* Assignment: Each record is to be printed again exactly, though not its pictures.

* Data to process:

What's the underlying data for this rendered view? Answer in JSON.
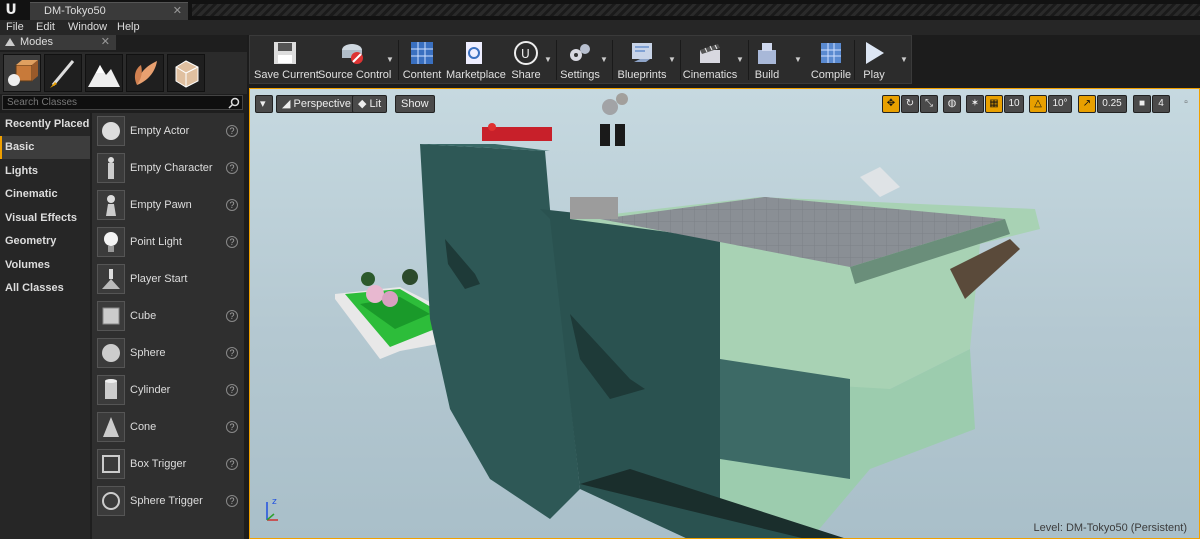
{
  "window": {
    "tab_title": "DM-Tokyo50",
    "logo": "U"
  },
  "menu": [
    "File",
    "Edit",
    "Window",
    "Help"
  ],
  "modes_panel": {
    "tab_label": "Modes",
    "mode_icons": [
      "place-icon",
      "paint-icon",
      "landscape-icon",
      "foliage-icon",
      "geometry-edit-icon"
    ],
    "search_placeholder": "Search Classes",
    "categories": [
      "Recently Placed",
      "Basic",
      "Lights",
      "Cinematic",
      "Visual Effects",
      "Geometry",
      "Volumes",
      "All Classes"
    ],
    "active_category": "Basic",
    "classes": [
      {
        "label": "Empty Actor",
        "icon": "empty-actor-icon"
      },
      {
        "label": "Empty Character",
        "icon": "empty-character-icon"
      },
      {
        "label": "Empty Pawn",
        "icon": "empty-pawn-icon"
      },
      {
        "label": "Point Light",
        "icon": "point-light-icon"
      },
      {
        "label": "Player Start",
        "icon": "player-start-icon"
      },
      {
        "label": "Cube",
        "icon": "cube-icon"
      },
      {
        "label": "Sphere",
        "icon": "sphere-icon"
      },
      {
        "label": "Cylinder",
        "icon": "cylinder-icon"
      },
      {
        "label": "Cone",
        "icon": "cone-icon"
      },
      {
        "label": "Box Trigger",
        "icon": "box-trigger-icon"
      },
      {
        "label": "Sphere Trigger",
        "icon": "sphere-trigger-icon"
      }
    ]
  },
  "toolbar": {
    "save_current": "Save Current",
    "source_control": "Source Control",
    "content": "Content",
    "marketplace": "Marketplace",
    "share": "Share",
    "settings": "Settings",
    "blueprints": "Blueprints",
    "cinematics": "Cinematics",
    "build": "Build",
    "compile": "Compile",
    "play": "Play"
  },
  "viewport": {
    "perspective": "Perspective",
    "lit": "Lit",
    "show": "Show",
    "grid_snap": "10",
    "rotation_snap": "10°",
    "scale_snap": "0.25",
    "camera_speed": "4",
    "level_prefix": "Level:",
    "level_name": "DM-Tokyo50 (Persistent)",
    "axis_z": "z"
  },
  "colors": {
    "accent": "#e8a000",
    "panel": "#2f2f2f",
    "sky": "#b8cbd3",
    "building": "#2f5a58",
    "building_light": "#a9d3b4"
  }
}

* Written solution:
What's the underlying data for this rendered view? Answer in JSON.
{
  "window": {
    "tab_title": "DM-Tokyo50",
    "logo": "U"
  },
  "menu": [
    "File",
    "Edit",
    "Window",
    "Help"
  ],
  "modes_panel": {
    "tab_label": "Modes",
    "mode_icons": [
      "place-icon",
      "paint-icon",
      "landscape-icon",
      "foliage-icon",
      "geometry-edit-icon"
    ],
    "search_placeholder": "Search Classes",
    "categories": [
      "Recently Placed",
      "Basic",
      "Lights",
      "Cinematic",
      "Visual Effects",
      "Geometry",
      "Volumes",
      "All Classes"
    ],
    "active_category": "Basic",
    "classes": [
      {
        "label": "Empty Actor",
        "icon": "empty-actor-icon"
      },
      {
        "label": "Empty Character",
        "icon": "empty-character-icon"
      },
      {
        "label": "Empty Pawn",
        "icon": "empty-pawn-icon"
      },
      {
        "label": "Point Light",
        "icon": "point-light-icon"
      },
      {
        "label": "Player Start",
        "icon": "player-start-icon"
      },
      {
        "label": "Cube",
        "icon": "cube-icon"
      },
      {
        "label": "Sphere",
        "icon": "sphere-icon"
      },
      {
        "label": "Cylinder",
        "icon": "cylinder-icon"
      },
      {
        "label": "Cone",
        "icon": "cone-icon"
      },
      {
        "label": "Box Trigger",
        "icon": "box-trigger-icon"
      },
      {
        "label": "Sphere Trigger",
        "icon": "sphere-trigger-icon"
      }
    ]
  },
  "toolbar": {
    "save_current": "Save Current",
    "source_control": "Source Control",
    "content": "Content",
    "marketplace": "Marketplace",
    "share": "Share",
    "settings": "Settings",
    "blueprints": "Blueprints",
    "cinematics": "Cinematics",
    "build": "Build",
    "compile": "Compile",
    "play": "Play"
  },
  "viewport": {
    "perspective": "Perspective",
    "lit": "Lit",
    "show": "Show",
    "grid_snap": "10",
    "rotation_snap": "10°",
    "scale_snap": "0.25",
    "camera_speed": "4",
    "level_prefix": "Level:",
    "level_name": "DM-Tokyo50 (Persistent)",
    "axis_z": "z"
  },
  "colors": {
    "accent": "#e8a000",
    "panel": "#2f2f2f",
    "sky": "#b8cbd3",
    "building": "#2f5a58",
    "building_light": "#a9d3b4"
  }
}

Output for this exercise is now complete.